Overall, life is good for Robert Pattinson.
"I'm pretty happy with things really," he says. "My life is pretty complete to be honest and I'd be happy with living for a long time, but other than that, I don't know what I want. I'd like to write some of my own material and have a little more time to do things rather than just everything being a rush. I used to write all the time when I was younger so as soon as I have some time off I'm going to try and do that - probably under a pseudonym because otherwise everyone will just tear me apart."
He laughs again, then becomes serious.
"I would love to be able to have more control over the jobs that I do," he says, "and the older I get I hope my career will allow for that. But I don't know. You can't predict anything in this industry. "
Then, with a twinkle in his eyes and a mischievous smile: "Maybe I'd like to do movies which don't mention 'twilight' in the first line every time."
Water for Elephants opened in UAE cinemas this week.
Yes, he's rather handsome
From his famous green cat's eyes to his chiselled jaw line to his artfully messy hair to his stylish wardrobe, Robert Pattinson has won the hearts of millions of young women. Among the many honours magazines have bestowed on him for his good looks are:
GLAMOUR Sexiest Man Alive, 2009; Best Dressed Man of the Year, 2010; Sexiest Man of the Year, 2010
GQ Best Dressed Man of the Year, 2010; No. 4 Best Dressed Man in the UK, 2011
OK! Sexiest Man Alive, 2010
PEOPLE Sexiest Man Alive, 2008, 2009; World's Most Beautiful, 2010
VANITY FAIR Most Handsome Man in the World, 2009
The Pattinson file
BORN May 13, 1986, Barnes, West London
SCHOOLING Tower House Preparatory School, Richmond (where he was described in 1998 as "a runaway winner of last term's Form Three untidy desk award"; Harrodian School, London
FAMILY Father Richard, car importer; mother Clare, works for modelling agency; older sisters Lizzy, a musician, and Victoria, in advertising
FIRST JOB Model at the age of 12
LAST BOOK READ Money by Martin Amis

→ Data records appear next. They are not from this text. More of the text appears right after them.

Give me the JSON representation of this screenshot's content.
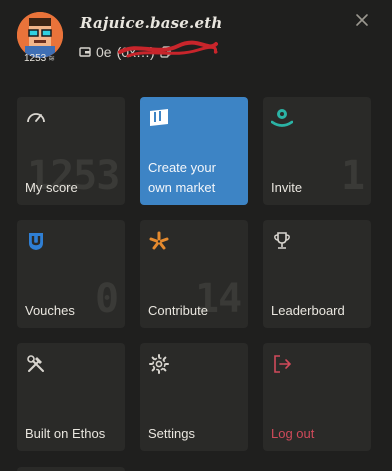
{
  "profile": {
    "name": "Rajuice.base.eth",
    "score": "1253",
    "address_prefix": "0e",
    "address_masked": "(0x…)"
  },
  "tiles": [
    {
      "label": "My score",
      "bg_number": "1253"
    },
    {
      "label": "Create your own market"
    },
    {
      "label": "Invite",
      "bg_number": "1"
    },
    {
      "label": "Vouches",
      "bg_number": "0"
    },
    {
      "label": "Contribute",
      "bg_number": "14"
    },
    {
      "label": "Leaderboard"
    },
    {
      "label": "Built on Ethos"
    },
    {
      "label": "Settings"
    },
    {
      "label": "Log out"
    }
  ],
  "colors": {
    "background": "#1f1f1e",
    "tile": "#2a2a28",
    "accent_blue": "#3d84c5",
    "teal": "#2bb3a5",
    "vouch_blue": "#2f7fd4",
    "orange": "#e58a2e",
    "logout_red": "#d04a5a"
  },
  "icons": {
    "my_score": "speedometer-icon",
    "market": "market-bars-icon",
    "invite": "invite-user-icon",
    "vouches": "vouch-shield-icon",
    "contribute": "asterisk-star-icon",
    "leaderboard": "trophy-icon",
    "built_on": "hammer-wrench-icon",
    "settings": "gear-icon",
    "logout": "logout-icon",
    "close": "close-icon",
    "wallet": "wallet-icon",
    "copy": "copy-icon"
  }
}
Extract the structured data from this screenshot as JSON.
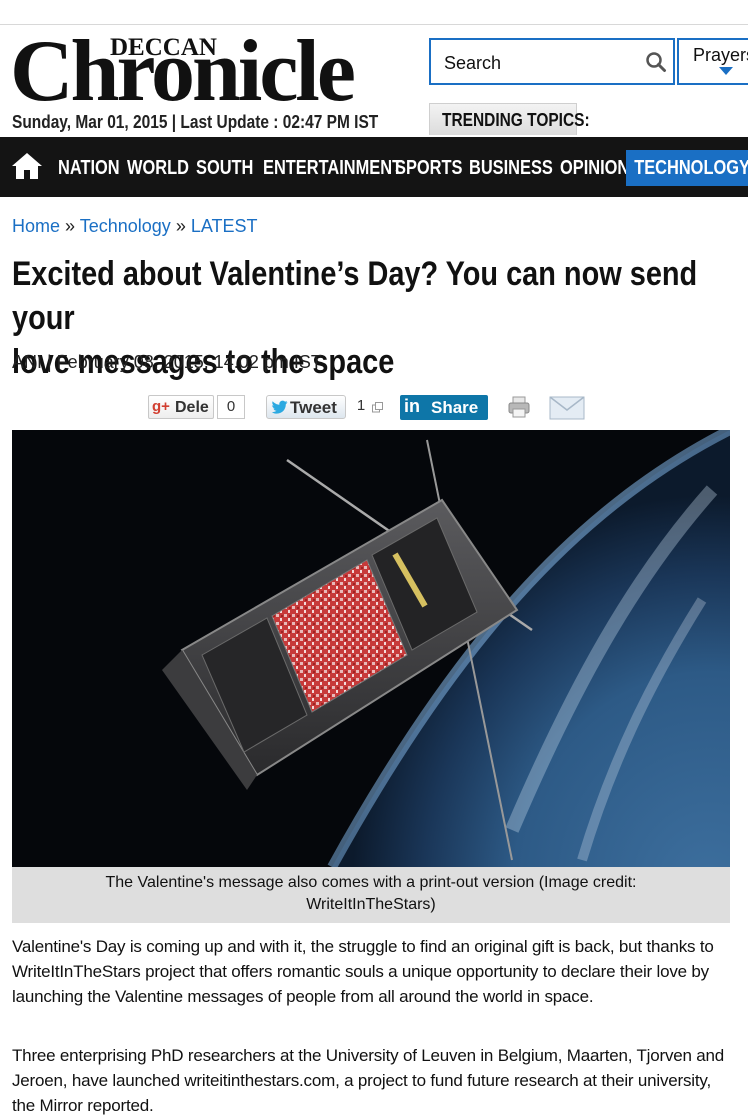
{
  "masthead": {
    "logo_top": "DECCAN",
    "logo_main": "Chronicle",
    "dateline": "Sunday, Mar 01, 2015 | Last Update : 02:47 PM IST"
  },
  "search": {
    "label": "Search",
    "icon": "search-icon"
  },
  "prayers": {
    "label": "Prayers"
  },
  "trending": {
    "label": "TRENDING TOPICS:"
  },
  "nav": {
    "home_icon": "home-icon",
    "items": [
      "NATION",
      "WORLD",
      "SOUTH",
      "ENTERTAINMENT",
      "SPORTS",
      "BUSINESS",
      "OPINION",
      "TECHNOLOGY"
    ],
    "active": "TECHNOLOGY",
    "active_color": "#1a6fc4"
  },
  "breadcrumb": {
    "home": "Home",
    "sep": "»",
    "section": "Technology",
    "subsection": "LATEST"
  },
  "article": {
    "headline_line1": "Excited about Valentine’s Day? You can now send your",
    "headline_line2": "love messages to the space",
    "byline": "ANI | February 08, 2015, 14.02 pm IST",
    "caption_line1": "The Valentine's message also comes with a print-out version (Image credit:",
    "caption_line2": "WriteItInTheStars)",
    "para1": "Valentine's Day is coming up and with it, the struggle to find an original gift is back, but thanks to WriteItInTheStars project that offers romantic souls a unique opportunity to declare their love by launching the Valentine messages of people from all around the world in space.",
    "para2": "Three enterprising PhD researchers at the University of Leuven in Belgium, Maarten, Tjorven and Jeroen, have launched writeitinthestars.com, a project to fund future research at their university, the Mirror reported."
  },
  "share": {
    "gplus_mark": "g+",
    "gplus_label": "Dele",
    "gplus_count": "0",
    "tweet_label": "Tweet",
    "tweet_count": "1",
    "linkedin_mark": "in",
    "linkedin_label": "Share",
    "print_icon": "print-icon",
    "mail_icon": "mail-icon"
  }
}
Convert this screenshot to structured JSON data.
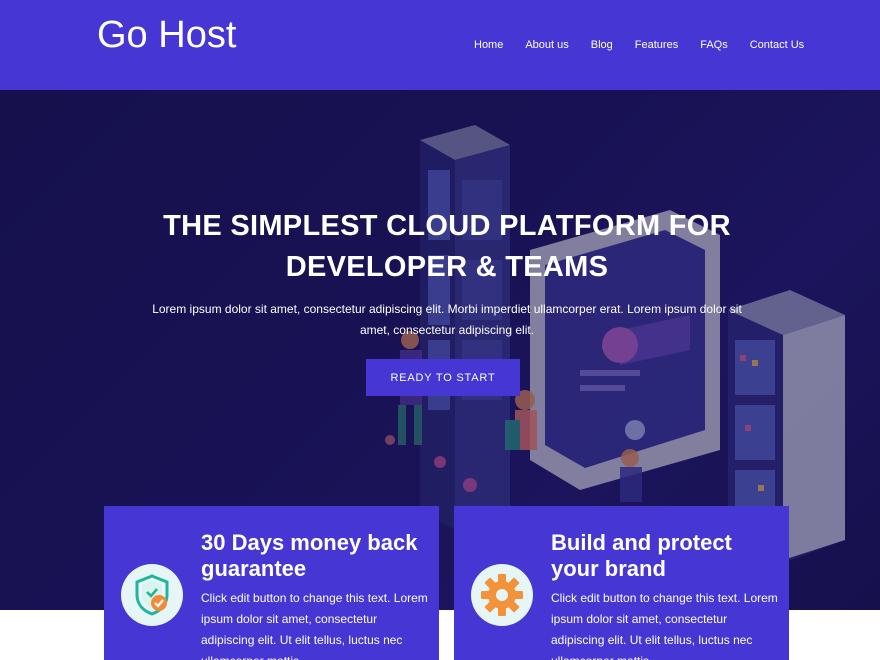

LISTENING TO Van Morrison, the composer and conductor Penderecki, old Delta blues
SECRET PLEASURE In-N-Out hamburgers
CAN'T STAND The contact lenses he has to wear for the Twilight movies